Insertion communities: Zimbabwe, Peru, Brazil and France 1

For me, Zambuko House (Harare, Zimbabwe) is a community of cultural insertion. An existing institution does not immediately become indigenised when a local rector or minister takes over. Zambuko was started by Bro.Canisius Chishiri as a refuge and rehabilitation home for street boys. As such, it has to be a family, so I learn to live the things I thought I knew about African family. The boys call me ‘sekuru’ (grandfather/uncle) and treat me as sekuru, much less remote than ‘Baba Fata’: popping in for a chat or to introduce their visitors, or to get their e-mail on my computer, or to give me some of the fruit they have picked in the garden.

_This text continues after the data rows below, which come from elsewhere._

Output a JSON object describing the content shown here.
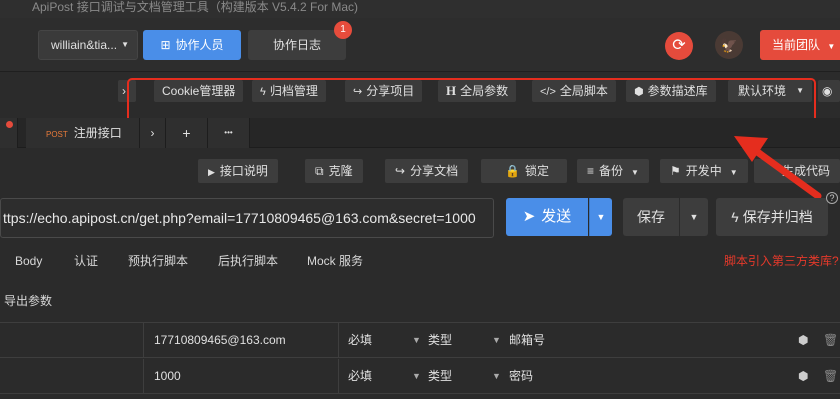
{
  "window": {
    "title": "ApiPost 接口调试与文档管理工具（构建版本 V5.4.2 For Mac)"
  },
  "topbar": {
    "user_select": "williain&tia...",
    "collab_label": "协作人员",
    "log_label": "协作日志",
    "log_badge": "1",
    "team_label": "当前团队"
  },
  "toolbar": {
    "collapse_label": "›",
    "items": [
      {
        "label": "Cookie管理器",
        "icon": ""
      },
      {
        "label": "归档管理",
        "icon": "bolt-icon"
      },
      {
        "label": "分享项目",
        "icon": "share-icon"
      },
      {
        "label": "全局参数",
        "icon": "header-icon"
      },
      {
        "label": "全局脚本",
        "icon": "code-icon"
      },
      {
        "label": "参数描述库",
        "icon": "cube-icon"
      }
    ],
    "env_label": "默认环境"
  },
  "tabs": {
    "active_method": "POST",
    "active_label": "注册接口",
    "add_label": "+",
    "more_label": "•••"
  },
  "actions": {
    "doc_label": "接口说明",
    "clone_label": "克隆",
    "share_doc_label": "分享文档",
    "lock_label": "锁定",
    "backup_label": "备份",
    "dev_label": "开发中",
    "codegen_label": "生成代码"
  },
  "request": {
    "url": "ttps://echo.apipost.cn/get.php?email=17710809465@163.com&secret=1000",
    "send_label": "发送",
    "save_label": "保存",
    "save_archive_label": "保存并归档",
    "help": "?"
  },
  "subtabs": [
    "Body",
    "认证",
    "预执行脚本",
    "后执行脚本",
    "Mock 服务"
  ],
  "lib_link": "脚本引入第三方类库?",
  "export_label": "导出参数",
  "params": [
    {
      "value": "17710809465@163.com",
      "required": "必填",
      "type_label": "类型",
      "desc": "邮箱号"
    },
    {
      "value": "1000",
      "required": "必填",
      "type_label": "类型",
      "desc": "密码"
    }
  ],
  "colors": {
    "accent_blue": "#4a8ee8",
    "accent_red": "#e54b3c",
    "annotation_red": "#e52d1e"
  }
}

What is more significant is finding my role in the neighbourhood. In this divided society, the white man is a strange remote creature. In and around a known church institution, people know the Baba Fata is different; not ‘one of them’ but very rarely ‘one of us’. Our neighbours don’t have that stereotype, but just being a neighbour means avoiding stereotypes like the ‘good murungu’, a cross between Santa Claus and Superman. The Baba Fata is a subspecies of this genus ! By contrast, I feel something constructive is happening when I am ?sekuru? to the young men who drive minibuses and the small children in the squatter camp behind our house, especially when I learn that some mothers who encourage them to greet me obviously used to threaten bad children with the bogeyman, who is big and white and hairy. Or when I can swap plant cuttings and gardening tips (I get more advice than I give) or join the older men for a beer on a Saturday. Then again, one or two people know I used to write a weekly column in the Daily News before it was banned, and when someone suggests I would be interested in a residents’ association they are trying to form, I feel something more visible is happening. [HL50401] Brian MacGarry SJ,